the lessons systematically came later,
that, meantime, they lay in wait
until there was only a scar
where torn flesh used to be.
I thought absolution was a cocoon,
a kind of break
from this giant blender of humanity.

But children have to be fed,
love has to be loved,
and a cross has to be carried
over the hill,
rain or shine.
Chances are, everyone in the street
is in some state of brokenness.
The dawn makes no excuses.
Everyone has an agenda,
and people’s agendas overlap,
and some of them will cut
across your sacred garden irreverently.
Some questions will not be asked politely.

Healing, then, is a negotiation,
a walk in the wild among moments,
both those bittersweet past
and these sullen present,
a tripping and falling
where old hurts are fair game
to draw blood from again
by a chance meeting
or the mere mention of a name,
or to build on top of
with more hurts
dealt by the different hands
of the same faces
of your own vulnerability,
of the lessons that waited too long.

Forgiveness is an ascent
to places that
only the catalysis of
pain and strength
makes possible.
You live,
you live,
most painfully so.
Sometimes wisdom is a knife
that purges as it enters.
Hold on to the kind words;
they get rarer over time.
And remember: you are still an actor
in someone else’s story, even
as you wait for the storm to pass.
Speak your lines, even
if every fiber of you is weeping.
Don’t forget to make movement.
The direction is forward,
always.

All is Transit

More than a ceremony for goodbye,
the point of closure
is that halfway through it,
you acknowledge that there must be
an order to things, even parting,
and you can’t really let go of them
until they’ve let you,
what bond was there that
life’s tedium makes a habit
of belittling, is stronger where
strong forces force an abrupt end
to the routine that once
bound your lives together.
And after the shock of torn flesh
wears off, after the confused
tears have been wept, your pain
starts speaking in coherent sentences
and makes you realize
you don’t miss the strict mold
of days past, no matter how
accustomed to it you once were,
no matter how you used to
or tried so hard to fit;
but the hands that have touched you,
they are what’s missing.
And the bleeding that does not cease
is because they have denied you closure,
the chance to touch them one last time
and know it. All the days
you took for granted, surrounded
by their warm, beating hearts.
You suddenly miss it.
You don’t mind the cold;
you’ve been alone many times before.
But them. You need their permission
to turn your back on the part of yourself
that their presence made complete.
Just that chance.
Only then can you silence
the echoes of the gunshot, the chaos
that was you the last time they caught
a glimpse of you, before the curtain fell.
You will not be all right until
those old eyes fall again on your smile.

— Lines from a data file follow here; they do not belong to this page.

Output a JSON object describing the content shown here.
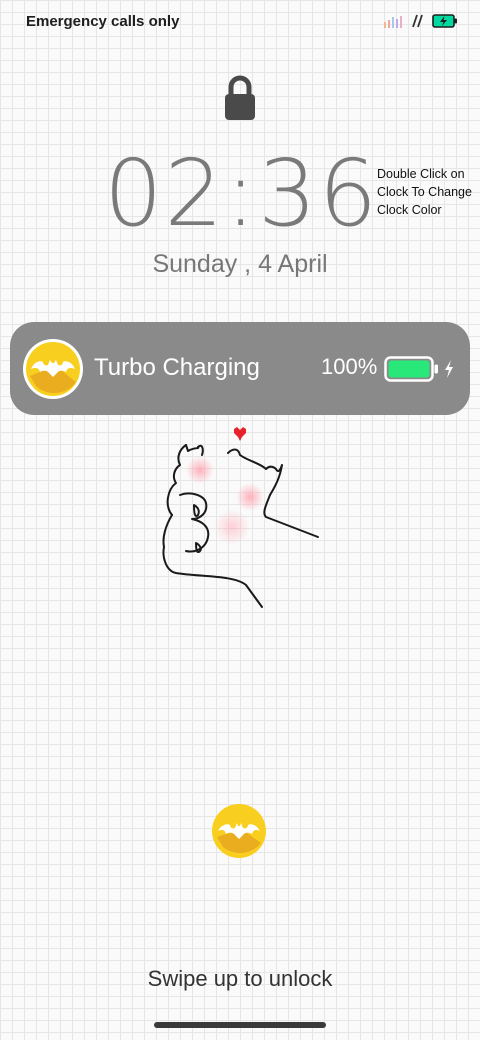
{
  "status_bar": {
    "carrier_text": "Emergency calls only",
    "icons": [
      "signal-bars-icon",
      "no-sim-icon",
      "battery-charging-icon"
    ],
    "battery_color": "#00d9a0"
  },
  "lockscreen": {
    "lock_icon": "padlock-icon",
    "clock": "02:36",
    "clock_hint": "Double Click on Clock To Change Clock Color",
    "date": "Sunday , 4 April",
    "unlock_text": "Swipe up to unlock"
  },
  "charging_card": {
    "title": "Turbo Charging",
    "percent": "100%",
    "battery_level": 1.0,
    "battery_color": "#28e87a",
    "background": "#8a8a8a",
    "avatar_icon": "bat-logo-icon"
  },
  "decoration": {
    "doodle": "hand-drawn-cat-doodle",
    "heart_color": "#e8222a"
  },
  "bottom_avatar_icon": "bat-logo-icon",
  "colors": {
    "avatar_yellow": "#f9cf1f",
    "avatar_shadow": "#e8a820",
    "clock_gray": "#7a7a7a"
  }
}
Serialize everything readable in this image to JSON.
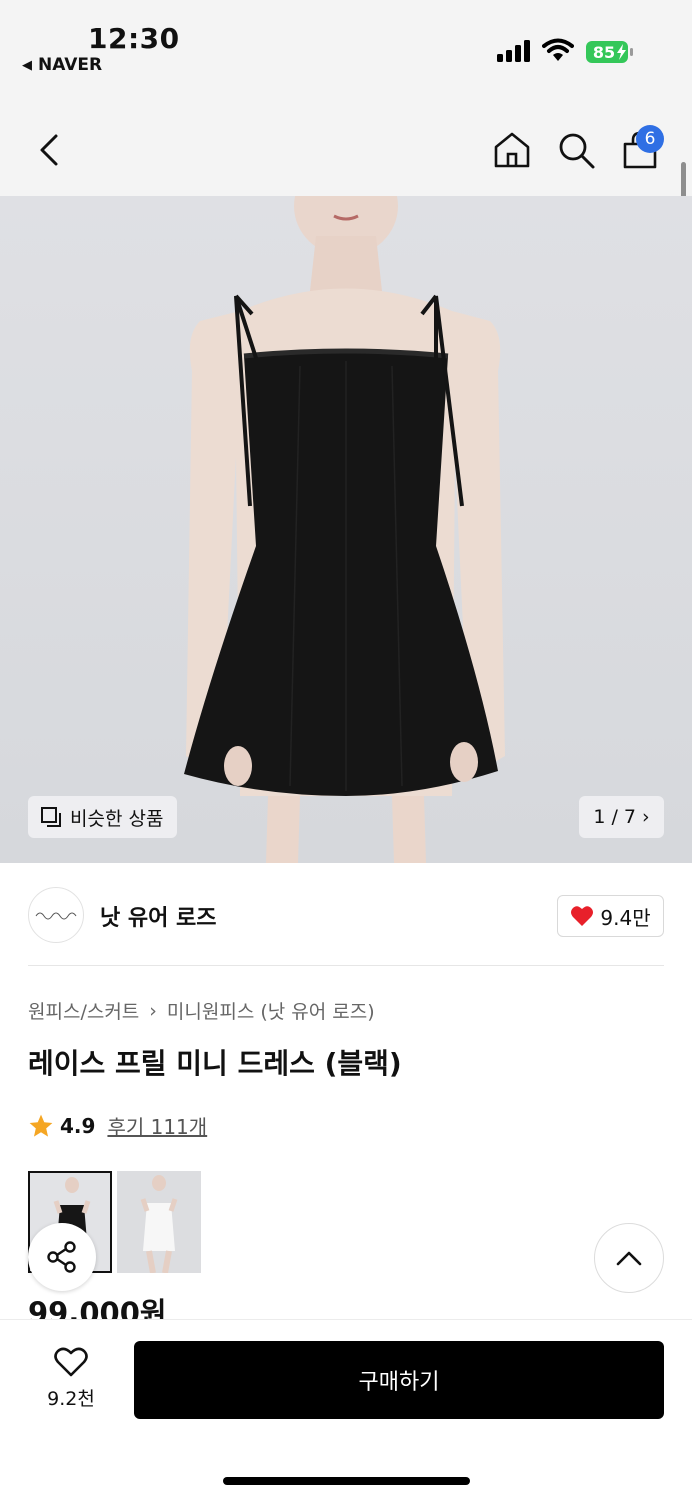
{
  "status_bar": {
    "time": "12:30",
    "back_app": "NAVER",
    "battery": "85"
  },
  "nav": {
    "cart_count": "6"
  },
  "gallery": {
    "similar_label": "비슷한 상품",
    "pager": "1 / 7"
  },
  "brand": {
    "name": "낫 유어 로즈",
    "likes": "9.4만"
  },
  "product": {
    "breadcrumb": [
      "원피스/스커트",
      "미니원피스 (낫 유어 로즈)"
    ],
    "title": "레이스 프릴 미니 드레스 (블랙)",
    "rating": "4.9",
    "reviews": "후기 111개",
    "price": "99,000원"
  },
  "bottom": {
    "wish_count": "9.2천",
    "buy_label": "구매하기"
  },
  "colors": {
    "accent_badge": "#2f6fe4",
    "battery_green": "#34c759",
    "heart_red": "#e8202a",
    "star_orange": "#f5a623"
  }
}
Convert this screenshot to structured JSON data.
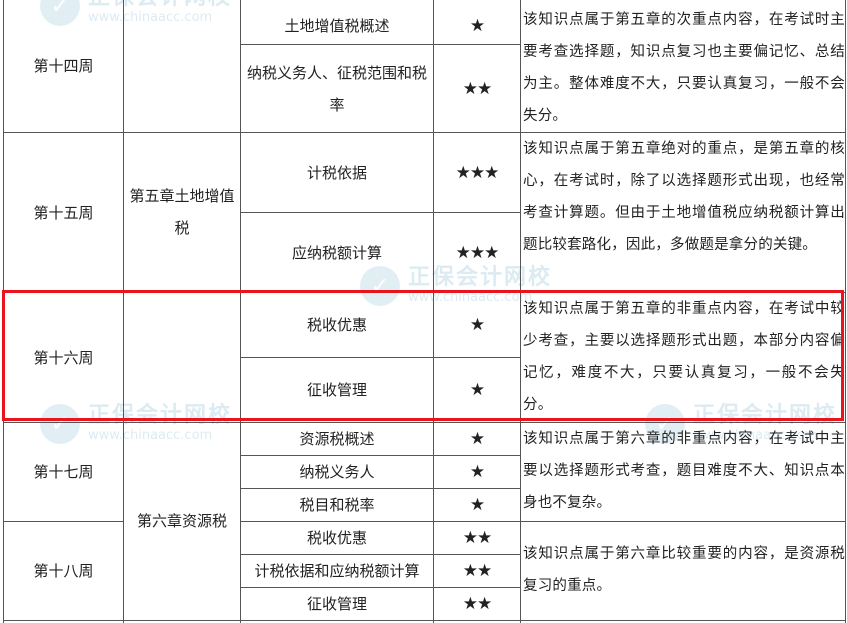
{
  "rows": [
    {
      "week": "第十四周",
      "items": [
        {
          "topic": "土地增值税概述",
          "stars": "★"
        },
        {
          "topic": "纳税义务人、征税范围和税率",
          "stars": "★★"
        }
      ],
      "description": "该知识点属于第五章的次重点内容，在考试时主要考查选择题，知识点复习也主要偏记忆、总结为主。整体难度不大，只要认真复习，一般不会失分。"
    },
    {
      "week": "第十五周",
      "items": [
        {
          "topic": "计税依据",
          "stars": "★★★"
        },
        {
          "topic": "应纳税额计算",
          "stars": "★★★"
        }
      ],
      "description": "该知识点属于第五章绝对的重点，是第五章的核心，在考试时，除了以选择题形式出现，也经常考查计算题。但由于土地增值税应纳税额计算出题比较套路化，因此，多做题是拿分的关键。"
    },
    {
      "week": "第十六周",
      "items": [
        {
          "topic": "税收优惠",
          "stars": "★"
        },
        {
          "topic": "征收管理",
          "stars": "★"
        }
      ],
      "description": "该知识点属于第五章的非重点内容，在考试中较少考查，主要以选择题形式出题，本部分内容偏记忆，难度不大，只要认真复习，一般不会失分。"
    },
    {
      "week": "第十七周",
      "items": [
        {
          "topic": "资源税概述",
          "stars": "★"
        },
        {
          "topic": "纳税义务人",
          "stars": "★"
        },
        {
          "topic": "税目和税率",
          "stars": "★"
        }
      ],
      "description": "该知识点属于第六章的非重点内容，在考试中主要以选择题形式考查，题目难度不大、知识点本身也不复杂。"
    },
    {
      "week": "第十八周",
      "items": [
        {
          "topic": "税收优惠",
          "stars": "★★"
        },
        {
          "topic": "计税依据和应纳税额计算",
          "stars": "★★"
        },
        {
          "topic": "征收管理",
          "stars": "★★"
        }
      ],
      "description": "该知识点属于第六章比较重要的内容，是资源税复习的重点。"
    }
  ],
  "chapters": [
    "第五章土地增值税",
    "第六章资源税"
  ],
  "watermark": {
    "brand": "正保会计网校",
    "url": "www.chinaacc.com"
  },
  "highlight_color": "#e8141e"
}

We all of us have been
mercilessly severed from the place
without which we probably would never
have crossed paths. But it helps
in the healing, to know that
at the end of that story
I still know your dreams,
and know that they have not changed.
The mention of all your names,
that I was once one of you,
still makes me proud.
That we knew each other
in this big aching darkness.
I just needed that day to be with you.
Where we can all raise ourselves,
face up, to show the world
the hand we’ve been dealt.
There was a little rain,
a little discomfort.
But darker tragedies have
already found us unbreakable.
Change is good as long as you remain
strong in my memory.
There are no goodbyes.